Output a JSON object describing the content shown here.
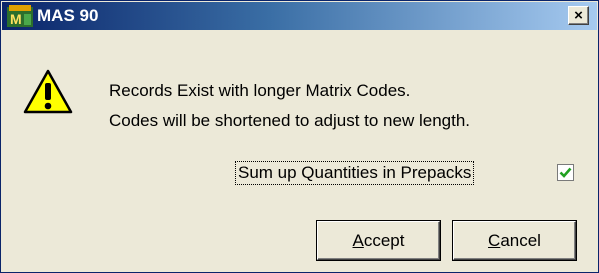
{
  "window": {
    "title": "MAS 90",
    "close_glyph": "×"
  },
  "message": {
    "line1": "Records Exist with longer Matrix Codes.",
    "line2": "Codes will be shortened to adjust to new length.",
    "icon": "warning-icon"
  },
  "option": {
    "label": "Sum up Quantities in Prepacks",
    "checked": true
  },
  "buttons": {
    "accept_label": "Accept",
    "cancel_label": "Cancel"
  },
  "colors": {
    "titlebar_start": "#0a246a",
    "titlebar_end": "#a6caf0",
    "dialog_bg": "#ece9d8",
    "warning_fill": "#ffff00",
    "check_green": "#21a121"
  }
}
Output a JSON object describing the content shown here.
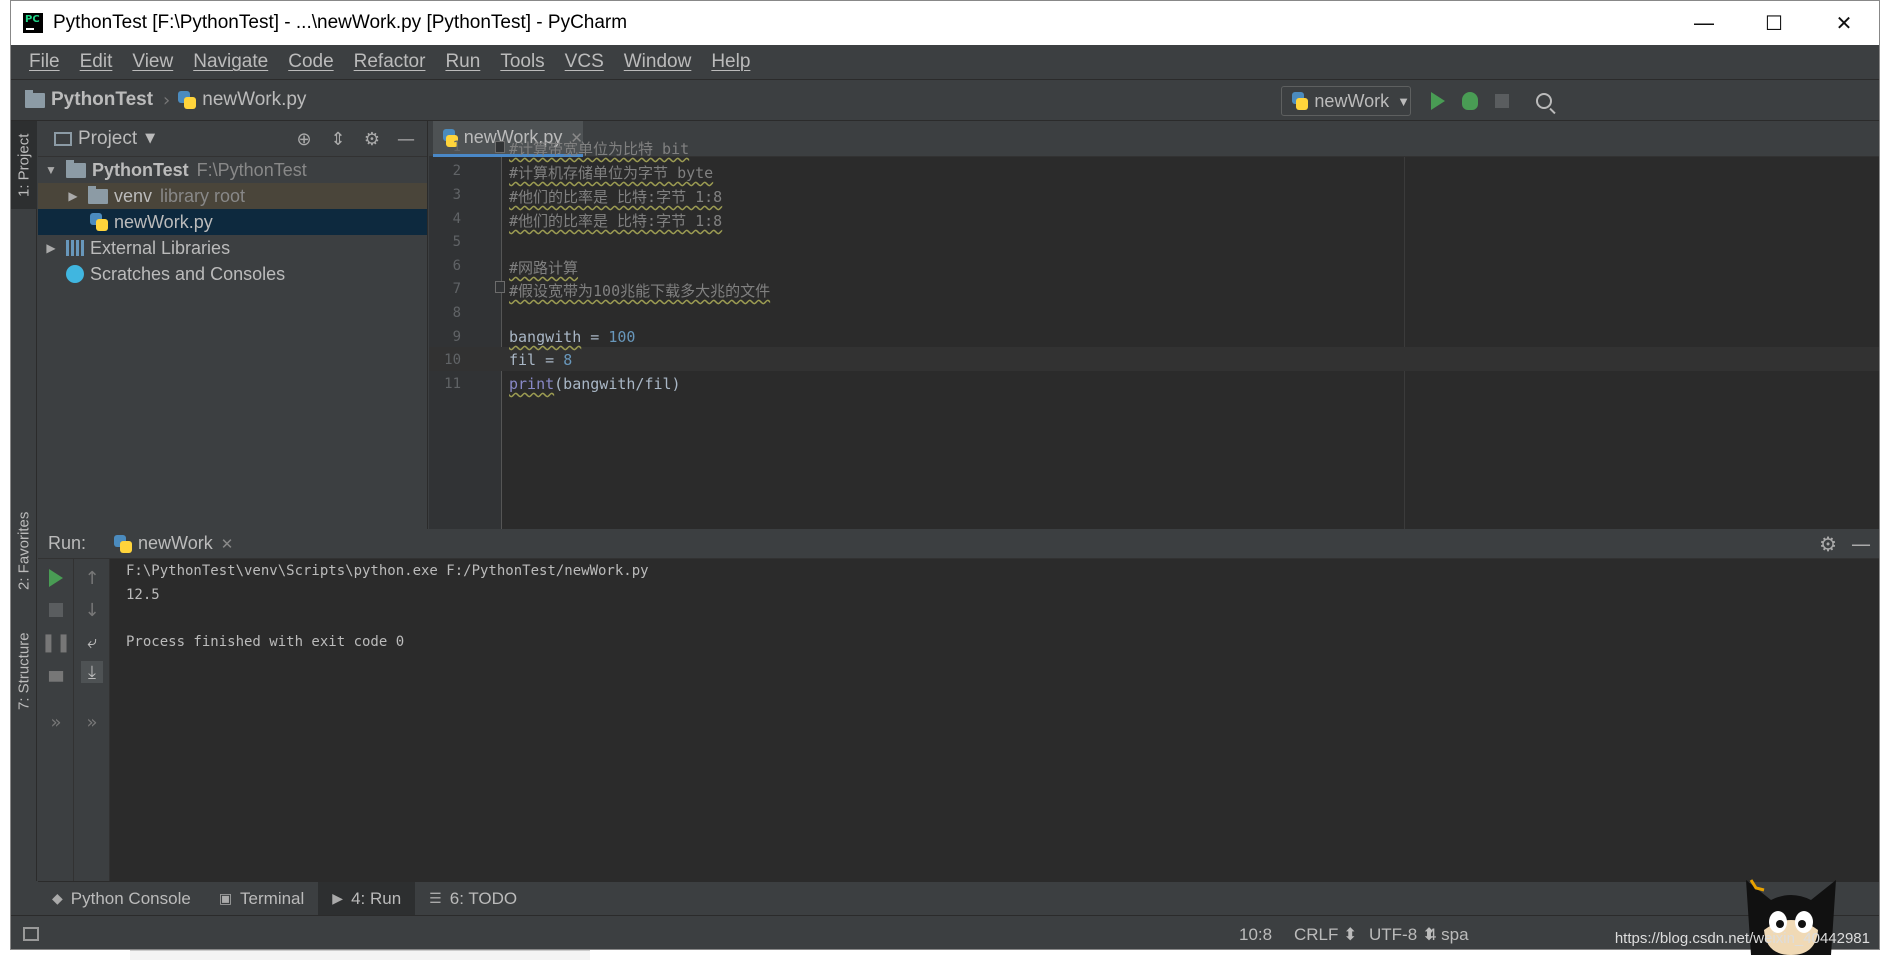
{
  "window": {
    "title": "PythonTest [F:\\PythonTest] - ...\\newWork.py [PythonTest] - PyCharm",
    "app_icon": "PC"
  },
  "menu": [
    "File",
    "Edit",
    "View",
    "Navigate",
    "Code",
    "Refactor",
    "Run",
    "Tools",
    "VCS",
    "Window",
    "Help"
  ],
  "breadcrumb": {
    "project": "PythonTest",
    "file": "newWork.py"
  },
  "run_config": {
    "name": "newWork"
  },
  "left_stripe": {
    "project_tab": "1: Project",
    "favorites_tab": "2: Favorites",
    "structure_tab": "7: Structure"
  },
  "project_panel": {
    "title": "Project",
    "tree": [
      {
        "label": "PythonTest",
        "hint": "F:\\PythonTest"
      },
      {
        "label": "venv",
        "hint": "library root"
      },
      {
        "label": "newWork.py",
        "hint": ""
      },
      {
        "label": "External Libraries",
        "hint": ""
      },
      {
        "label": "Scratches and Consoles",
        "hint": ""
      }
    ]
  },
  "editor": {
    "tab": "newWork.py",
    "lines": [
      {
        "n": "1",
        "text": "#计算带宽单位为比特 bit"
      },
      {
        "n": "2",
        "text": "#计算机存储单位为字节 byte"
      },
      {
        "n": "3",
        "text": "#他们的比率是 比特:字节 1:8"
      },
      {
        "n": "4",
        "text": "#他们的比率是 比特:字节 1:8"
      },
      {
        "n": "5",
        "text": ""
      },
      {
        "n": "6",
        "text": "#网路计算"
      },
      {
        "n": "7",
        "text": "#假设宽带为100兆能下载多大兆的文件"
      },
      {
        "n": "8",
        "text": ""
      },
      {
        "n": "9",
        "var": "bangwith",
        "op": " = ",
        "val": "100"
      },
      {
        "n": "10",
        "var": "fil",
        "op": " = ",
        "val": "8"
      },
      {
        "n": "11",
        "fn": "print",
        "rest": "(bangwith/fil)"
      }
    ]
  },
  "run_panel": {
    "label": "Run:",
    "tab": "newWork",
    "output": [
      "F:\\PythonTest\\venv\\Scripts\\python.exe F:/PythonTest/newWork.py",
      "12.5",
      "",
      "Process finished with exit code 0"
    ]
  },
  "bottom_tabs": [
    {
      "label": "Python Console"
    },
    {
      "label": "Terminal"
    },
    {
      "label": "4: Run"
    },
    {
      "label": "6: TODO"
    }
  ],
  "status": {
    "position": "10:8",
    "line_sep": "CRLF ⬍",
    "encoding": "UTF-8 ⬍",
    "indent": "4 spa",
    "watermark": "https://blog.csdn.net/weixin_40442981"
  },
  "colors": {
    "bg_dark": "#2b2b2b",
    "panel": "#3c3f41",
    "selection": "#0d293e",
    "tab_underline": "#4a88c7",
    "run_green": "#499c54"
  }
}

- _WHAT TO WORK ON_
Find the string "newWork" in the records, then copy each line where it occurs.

- _EXERCISE RESULT_
    "title": "PythonTest [F:\\PythonTest] - ...\\newWork.py [PythonTest] - PyCharm",
    "file": "newWork.py"
    "name": "newWork"
        "label": "newWork.py",
    "tab": "newWork.py",
    "tab": "newWork",
      "F:\\PythonTest\\venv\\Scripts\\python.exe F:/PythonTest/newWork.py",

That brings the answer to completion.